  3. Secondly, the presence of the Betting Ring Manager, who is supplied by an independent company called AGT, appointed by the racecourses themselves but fully funded by the on-course bookmaker, allows for an extra pair of eyes on these activities. Since the introduction of the Anti-Money Laundering regulations in 2017 the role of the Betting Ring Manager has been augmented to support bookmakers in all aspects of their work, including anti-money laundering policies and tackling under-age betting. The FRB employs the services of Serve Legal to ensure all their members comply with the law in this matter.
  4. Thirdly, there are extensive gaps between races, which does not allow for a pattern of gambling akin to the constant input of money into Fixed Odds Betting Terminals. Additionally, it should be recognised that on-course bookmakers only offer one product, not multiple platforms as seen in the off-course and on-line industry.
  5. Even at the big race meetings, most bets tend to be in single or double figures. It is suggested that a Lingfield on a mid-week evening, bets tend to be around £9, at Sandown £12 and even on major race days such as Ascot or Cheltenham, bets are unlikely to be above a few hundred pounds – in fact individual bets larger than that would certainly raise suspicion.
  6. The Gross Gambling Yield of the on-course industry is a small proportion of all betting revenue. Turnover has been falling since April 2016 indicating that both numbers of gamblers and the size of their bet is reducing.
  7. Additionally, our members do not use credit cards to take bets, unlike the business model of other bookmakers. We fully support a ban on the use of credit cards for gambling and will be responding to the current Gambling Commission consultation on this subject.
  8. As we operate from racecourses, punters have to pay an entry fee in order to enter the racecourse. This additional payment is most likely to deter those who do not see attendance as an enjoyable past-time, but who prefer to spend all their money on betting. There are no entry fees to high street bookmakers and on-line gambling sites, makes these platforms a more attractive offering to potential problem gamblers.
  9. Finally, our business model is not based on incentivisation for increased betting activity. Unlike the off-course and on-line industry, we do not offer bonuses or gimmicks to staff who encourage punters to continuously bet, nor do we advertise.

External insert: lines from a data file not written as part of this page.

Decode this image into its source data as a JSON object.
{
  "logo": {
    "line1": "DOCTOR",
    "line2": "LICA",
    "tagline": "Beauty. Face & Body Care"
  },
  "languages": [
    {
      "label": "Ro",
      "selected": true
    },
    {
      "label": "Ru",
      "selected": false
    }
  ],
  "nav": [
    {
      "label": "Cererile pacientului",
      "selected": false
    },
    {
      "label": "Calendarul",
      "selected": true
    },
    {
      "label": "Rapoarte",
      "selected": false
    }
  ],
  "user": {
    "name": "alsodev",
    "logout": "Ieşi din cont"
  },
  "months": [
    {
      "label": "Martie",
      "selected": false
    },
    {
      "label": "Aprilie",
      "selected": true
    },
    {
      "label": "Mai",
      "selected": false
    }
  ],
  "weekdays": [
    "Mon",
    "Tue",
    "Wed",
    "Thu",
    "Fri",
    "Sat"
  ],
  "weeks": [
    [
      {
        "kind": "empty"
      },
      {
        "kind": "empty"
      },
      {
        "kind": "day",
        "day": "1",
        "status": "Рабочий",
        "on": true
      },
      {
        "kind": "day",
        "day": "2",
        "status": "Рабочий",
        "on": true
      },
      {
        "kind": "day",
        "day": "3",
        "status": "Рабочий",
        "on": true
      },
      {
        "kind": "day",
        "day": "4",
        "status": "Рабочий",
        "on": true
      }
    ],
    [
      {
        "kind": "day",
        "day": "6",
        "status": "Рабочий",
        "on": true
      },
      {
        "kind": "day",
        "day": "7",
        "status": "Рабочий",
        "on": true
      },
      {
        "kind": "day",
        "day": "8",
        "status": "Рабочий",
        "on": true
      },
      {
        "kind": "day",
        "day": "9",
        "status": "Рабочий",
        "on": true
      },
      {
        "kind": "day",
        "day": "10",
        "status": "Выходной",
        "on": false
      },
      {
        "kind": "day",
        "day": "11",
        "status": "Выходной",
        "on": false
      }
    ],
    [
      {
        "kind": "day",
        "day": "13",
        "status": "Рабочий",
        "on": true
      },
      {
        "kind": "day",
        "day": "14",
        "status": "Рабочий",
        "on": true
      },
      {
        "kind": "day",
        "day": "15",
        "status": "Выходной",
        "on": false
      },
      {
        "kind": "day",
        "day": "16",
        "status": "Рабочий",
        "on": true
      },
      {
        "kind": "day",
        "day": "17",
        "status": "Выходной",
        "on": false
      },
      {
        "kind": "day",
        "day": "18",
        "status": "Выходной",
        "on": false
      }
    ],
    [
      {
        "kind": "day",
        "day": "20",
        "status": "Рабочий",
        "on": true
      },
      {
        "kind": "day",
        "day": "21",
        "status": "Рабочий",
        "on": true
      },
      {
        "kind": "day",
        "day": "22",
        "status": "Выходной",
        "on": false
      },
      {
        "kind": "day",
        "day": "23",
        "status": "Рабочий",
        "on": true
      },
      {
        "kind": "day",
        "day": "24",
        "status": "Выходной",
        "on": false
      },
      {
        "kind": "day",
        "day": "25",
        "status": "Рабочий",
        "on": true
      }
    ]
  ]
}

  1. The FRB is fully committed to supporting those who develop a gambling problem, and working with industry partners to prevent consumer habits spiralling out of control. However, solutions to problem gamblers must not take away from the vast majority of the members of the public who wish to enjoy a day at the races and placing bets in a controlled fashion.
  2. A statutory Levy is not the solution for the on-course market. The on-course market makes its contribution to Gamble Aware according to their size and business model
  3. It is essential that any solution outlines a clear and distinct marker between the contribution of the on-course and the off-course and on-line bookmaking industry.
  4. The FRB would be very happy to provide further information to the Committee.



16 August 2019



[1] https://www.gamblingcommission.gov.uk/PDF/survey-data/England-Health-Survey-Findings-2016.pdf